A time charter provided that either party should have a right to cancel "if war is declared against any present NATO countries. . . ." Respondent-owners, having invoked this clause shortly after the Suez crisis erupted into open warfare, contended that a speech delivered by Egyptian President Nasser constituted a declaration of war. The speech in question, which was delivered to a large public gathering in Cairo, broadcast throughout Egypt and subsequently published, declared in part, "We shall fight as we have always said in a total war." It urged the people to "fight and never surrender." In libels for breach of the charter, held, libels dismissed. The speech constituted a "declaration of war" within the intended meaning of the cancellation clause. Navios Corporation v. The Ulysses II, (D.C. Md. 1958) 161 F. Supp. 932.

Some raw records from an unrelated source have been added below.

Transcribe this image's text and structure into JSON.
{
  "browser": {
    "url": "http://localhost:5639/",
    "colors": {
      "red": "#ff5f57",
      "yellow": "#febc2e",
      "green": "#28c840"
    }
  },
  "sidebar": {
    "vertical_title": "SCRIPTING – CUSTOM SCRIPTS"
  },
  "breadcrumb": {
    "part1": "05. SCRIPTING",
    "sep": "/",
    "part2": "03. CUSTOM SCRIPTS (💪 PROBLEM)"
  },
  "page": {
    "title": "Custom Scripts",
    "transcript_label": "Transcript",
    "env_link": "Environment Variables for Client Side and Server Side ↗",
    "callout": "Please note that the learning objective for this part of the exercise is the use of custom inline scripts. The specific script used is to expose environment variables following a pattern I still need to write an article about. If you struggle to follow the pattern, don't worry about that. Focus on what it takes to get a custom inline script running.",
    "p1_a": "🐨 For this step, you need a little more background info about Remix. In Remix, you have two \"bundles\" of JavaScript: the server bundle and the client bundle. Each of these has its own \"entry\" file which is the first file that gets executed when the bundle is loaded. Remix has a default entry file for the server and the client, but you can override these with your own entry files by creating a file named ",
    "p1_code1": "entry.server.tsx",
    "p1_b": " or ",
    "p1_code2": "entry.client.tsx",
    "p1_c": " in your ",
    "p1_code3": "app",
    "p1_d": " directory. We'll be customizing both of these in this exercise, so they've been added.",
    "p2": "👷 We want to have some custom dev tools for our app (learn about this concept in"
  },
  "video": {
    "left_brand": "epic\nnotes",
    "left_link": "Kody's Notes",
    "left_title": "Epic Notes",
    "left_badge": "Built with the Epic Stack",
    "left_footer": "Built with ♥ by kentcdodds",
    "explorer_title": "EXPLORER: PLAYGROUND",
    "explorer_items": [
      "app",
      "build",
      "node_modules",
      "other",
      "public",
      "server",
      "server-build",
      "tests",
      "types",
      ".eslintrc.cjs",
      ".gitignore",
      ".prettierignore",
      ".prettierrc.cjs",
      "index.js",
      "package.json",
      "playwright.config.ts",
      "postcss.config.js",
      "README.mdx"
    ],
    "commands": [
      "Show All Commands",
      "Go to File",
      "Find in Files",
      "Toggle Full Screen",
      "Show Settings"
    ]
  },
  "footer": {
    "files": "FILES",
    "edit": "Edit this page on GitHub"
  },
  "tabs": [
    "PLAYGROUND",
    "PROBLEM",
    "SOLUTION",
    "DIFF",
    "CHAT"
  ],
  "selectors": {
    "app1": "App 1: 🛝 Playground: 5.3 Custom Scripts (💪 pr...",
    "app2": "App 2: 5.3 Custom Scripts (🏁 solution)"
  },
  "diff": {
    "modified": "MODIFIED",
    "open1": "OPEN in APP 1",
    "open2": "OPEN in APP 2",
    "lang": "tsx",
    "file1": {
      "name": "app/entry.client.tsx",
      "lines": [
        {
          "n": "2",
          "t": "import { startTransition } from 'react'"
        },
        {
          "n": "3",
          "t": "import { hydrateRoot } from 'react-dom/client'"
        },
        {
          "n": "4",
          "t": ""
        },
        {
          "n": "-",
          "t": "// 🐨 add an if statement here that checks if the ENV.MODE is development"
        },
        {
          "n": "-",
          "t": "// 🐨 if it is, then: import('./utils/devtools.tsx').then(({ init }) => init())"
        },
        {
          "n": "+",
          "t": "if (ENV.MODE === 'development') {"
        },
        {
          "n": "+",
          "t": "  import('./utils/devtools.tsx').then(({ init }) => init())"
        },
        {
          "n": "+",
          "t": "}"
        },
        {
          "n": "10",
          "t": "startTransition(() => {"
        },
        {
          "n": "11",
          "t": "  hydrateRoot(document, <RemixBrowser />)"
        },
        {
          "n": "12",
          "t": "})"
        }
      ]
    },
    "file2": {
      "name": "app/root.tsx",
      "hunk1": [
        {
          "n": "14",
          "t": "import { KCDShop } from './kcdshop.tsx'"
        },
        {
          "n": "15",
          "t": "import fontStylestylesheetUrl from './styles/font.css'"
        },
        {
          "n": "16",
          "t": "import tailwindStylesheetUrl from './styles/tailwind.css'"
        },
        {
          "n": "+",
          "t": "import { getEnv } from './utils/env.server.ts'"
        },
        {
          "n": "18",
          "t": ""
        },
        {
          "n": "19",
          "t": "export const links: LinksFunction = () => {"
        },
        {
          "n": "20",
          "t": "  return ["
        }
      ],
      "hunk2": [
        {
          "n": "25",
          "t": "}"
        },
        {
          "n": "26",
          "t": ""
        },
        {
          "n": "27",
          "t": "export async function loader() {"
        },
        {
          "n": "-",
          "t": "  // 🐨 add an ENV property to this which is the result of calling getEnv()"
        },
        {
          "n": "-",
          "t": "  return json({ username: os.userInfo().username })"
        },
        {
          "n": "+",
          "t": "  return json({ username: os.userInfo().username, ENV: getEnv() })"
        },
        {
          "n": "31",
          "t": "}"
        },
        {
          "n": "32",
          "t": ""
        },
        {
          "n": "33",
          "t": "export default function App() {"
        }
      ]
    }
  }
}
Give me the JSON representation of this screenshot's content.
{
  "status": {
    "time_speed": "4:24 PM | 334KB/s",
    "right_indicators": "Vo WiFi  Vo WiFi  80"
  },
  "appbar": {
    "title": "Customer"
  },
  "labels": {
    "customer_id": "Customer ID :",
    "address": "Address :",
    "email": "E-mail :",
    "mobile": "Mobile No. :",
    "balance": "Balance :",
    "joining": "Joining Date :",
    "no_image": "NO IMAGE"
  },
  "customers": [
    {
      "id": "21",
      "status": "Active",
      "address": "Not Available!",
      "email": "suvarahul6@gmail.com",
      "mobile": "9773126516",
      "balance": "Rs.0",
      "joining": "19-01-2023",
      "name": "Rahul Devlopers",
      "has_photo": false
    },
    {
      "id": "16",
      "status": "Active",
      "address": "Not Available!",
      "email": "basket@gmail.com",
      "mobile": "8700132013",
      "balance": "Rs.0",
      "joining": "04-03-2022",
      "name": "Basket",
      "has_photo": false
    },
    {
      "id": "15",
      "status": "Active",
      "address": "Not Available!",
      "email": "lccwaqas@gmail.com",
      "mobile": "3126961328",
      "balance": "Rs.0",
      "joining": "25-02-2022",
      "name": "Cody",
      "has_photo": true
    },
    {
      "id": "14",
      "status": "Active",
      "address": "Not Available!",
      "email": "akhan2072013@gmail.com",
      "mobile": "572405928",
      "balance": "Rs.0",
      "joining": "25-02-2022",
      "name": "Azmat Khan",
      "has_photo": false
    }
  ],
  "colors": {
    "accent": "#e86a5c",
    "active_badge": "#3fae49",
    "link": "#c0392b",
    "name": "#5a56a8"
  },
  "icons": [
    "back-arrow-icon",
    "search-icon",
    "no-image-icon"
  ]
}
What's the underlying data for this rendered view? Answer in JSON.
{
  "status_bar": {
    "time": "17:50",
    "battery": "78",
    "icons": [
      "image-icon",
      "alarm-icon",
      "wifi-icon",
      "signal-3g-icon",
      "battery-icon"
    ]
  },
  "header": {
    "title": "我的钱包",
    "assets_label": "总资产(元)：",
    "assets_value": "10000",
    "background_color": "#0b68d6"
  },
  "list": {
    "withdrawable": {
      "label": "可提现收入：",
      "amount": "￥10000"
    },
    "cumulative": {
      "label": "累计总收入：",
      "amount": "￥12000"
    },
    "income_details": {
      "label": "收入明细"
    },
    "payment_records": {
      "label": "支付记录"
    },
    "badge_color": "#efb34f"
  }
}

Glenn O. Fuller,
International Law - Meaning of the Term "Declaration of War" as Used in a Time Charter,
Mich. L. Rev.
Available at: https://repository.law.umich.edu/mlr/vol57/iss4/12